What is required: Could you give the data below again, exactly and completely?

Material for this exercise:
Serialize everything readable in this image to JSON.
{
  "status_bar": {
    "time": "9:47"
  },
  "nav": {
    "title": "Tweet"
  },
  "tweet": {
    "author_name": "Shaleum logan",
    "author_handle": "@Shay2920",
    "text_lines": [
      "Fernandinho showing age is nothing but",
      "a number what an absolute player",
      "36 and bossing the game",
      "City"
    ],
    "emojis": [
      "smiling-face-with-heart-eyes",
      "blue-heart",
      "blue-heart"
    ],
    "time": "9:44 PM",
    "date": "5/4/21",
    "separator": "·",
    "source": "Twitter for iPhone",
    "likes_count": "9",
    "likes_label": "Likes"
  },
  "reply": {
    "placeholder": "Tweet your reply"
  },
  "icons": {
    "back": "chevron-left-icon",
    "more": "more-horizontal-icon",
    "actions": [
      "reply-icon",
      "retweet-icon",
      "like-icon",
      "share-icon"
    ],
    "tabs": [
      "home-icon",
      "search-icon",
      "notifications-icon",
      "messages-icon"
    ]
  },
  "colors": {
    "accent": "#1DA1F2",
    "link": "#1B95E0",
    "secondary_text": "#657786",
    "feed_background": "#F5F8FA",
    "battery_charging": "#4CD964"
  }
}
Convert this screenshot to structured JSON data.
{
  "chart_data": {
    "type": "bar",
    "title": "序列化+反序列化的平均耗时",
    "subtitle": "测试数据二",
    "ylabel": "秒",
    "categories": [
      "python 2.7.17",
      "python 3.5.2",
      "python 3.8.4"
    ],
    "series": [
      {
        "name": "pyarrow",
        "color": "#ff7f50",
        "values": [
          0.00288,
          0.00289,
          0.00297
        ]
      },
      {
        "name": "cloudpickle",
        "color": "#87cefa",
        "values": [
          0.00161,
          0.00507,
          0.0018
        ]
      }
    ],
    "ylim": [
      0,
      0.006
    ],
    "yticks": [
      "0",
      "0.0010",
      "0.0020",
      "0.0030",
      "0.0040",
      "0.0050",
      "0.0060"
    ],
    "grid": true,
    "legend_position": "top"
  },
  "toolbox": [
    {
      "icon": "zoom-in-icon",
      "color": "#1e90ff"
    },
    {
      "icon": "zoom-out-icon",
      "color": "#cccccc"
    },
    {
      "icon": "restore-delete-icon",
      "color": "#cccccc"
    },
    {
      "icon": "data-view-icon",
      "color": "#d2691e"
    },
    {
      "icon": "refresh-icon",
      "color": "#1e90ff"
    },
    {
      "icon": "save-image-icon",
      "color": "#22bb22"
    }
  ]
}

Output for this exercise:
Serialize everything readable in this image to JSON.
{
  "status_bar": {
    "time": "9:47"
  },
  "nav": {
    "title": "Tweet"
  },
  "tweet": {
    "author_name": "Shaleum logan",
    "author_handle": "@Shay2920",
    "text_lines": [
      "Fernandinho showing age is nothing but",
      "a number what an absolute player",
      "36 and bossing the game",
      "City"
    ],
    "emojis": [
      "smiling-face-with-heart-eyes",
      "blue-heart",
      "blue-heart"
    ],
    "time": "9:44 PM",
    "date": "5/4/21",
    "separator": "·",
    "source": "Twitter for iPhone",
    "likes_count": "9",
    "likes_label": "Likes"
  },
  "reply": {
    "placeholder": "Tweet your reply"
  },
  "icons": {
    "back": "chevron-left-icon",
    "more": "more-horizontal-icon",
    "actions": [
      "reply-icon",
      "retweet-icon",
      "like-icon",
      "share-icon"
    ],
    "tabs": [
      "home-icon",
      "search-icon",
      "notifications-icon",
      "messages-icon"
    ]
  },
  "colors": {
    "accent": "#1DA1F2",
    "link": "#1B95E0",
    "secondary_text": "#657786",
    "feed_background": "#F5F8FA",
    "battery_charging": "#4CD964"
  }
}
Convert this screenshot to structured JSON data.
{
  "chart_data": {
    "type": "bar",
    "title": "序列化+反序列化的平均耗时",
    "subtitle": "测试数据二",
    "ylabel": "秒",
    "categories": [
      "python 2.7.17",
      "python 3.5.2",
      "python 3.8.4"
    ],
    "series": [
      {
        "name": "pyarrow",
        "color": "#ff7f50",
        "values": [
          0.00288,
          0.00289,
          0.00297
        ]
      },
      {
        "name": "cloudpickle",
        "color": "#87cefa",
        "values": [
          0.00161,
          0.00507,
          0.0018
        ]
      }
    ],
    "ylim": [
      0,
      0.006
    ],
    "yticks": [
      "0",
      "0.0010",
      "0.0020",
      "0.0030",
      "0.0040",
      "0.0050",
      "0.0060"
    ],
    "grid": true,
    "legend_position": "top"
  },
  "toolbox": [
    {
      "icon": "zoom-in-icon",
      "color": "#1e90ff"
    },
    {
      "icon": "zoom-out-icon",
      "color": "#cccccc"
    },
    {
      "icon": "restore-delete-icon",
      "color": "#cccccc"
    },
    {
      "icon": "data-view-icon",
      "color": "#d2691e"
    },
    {
      "icon": "refresh-icon",
      "color": "#1e90ff"
    },
    {
      "icon": "save-image-icon",
      "color": "#22bb22"
    }
  ]
}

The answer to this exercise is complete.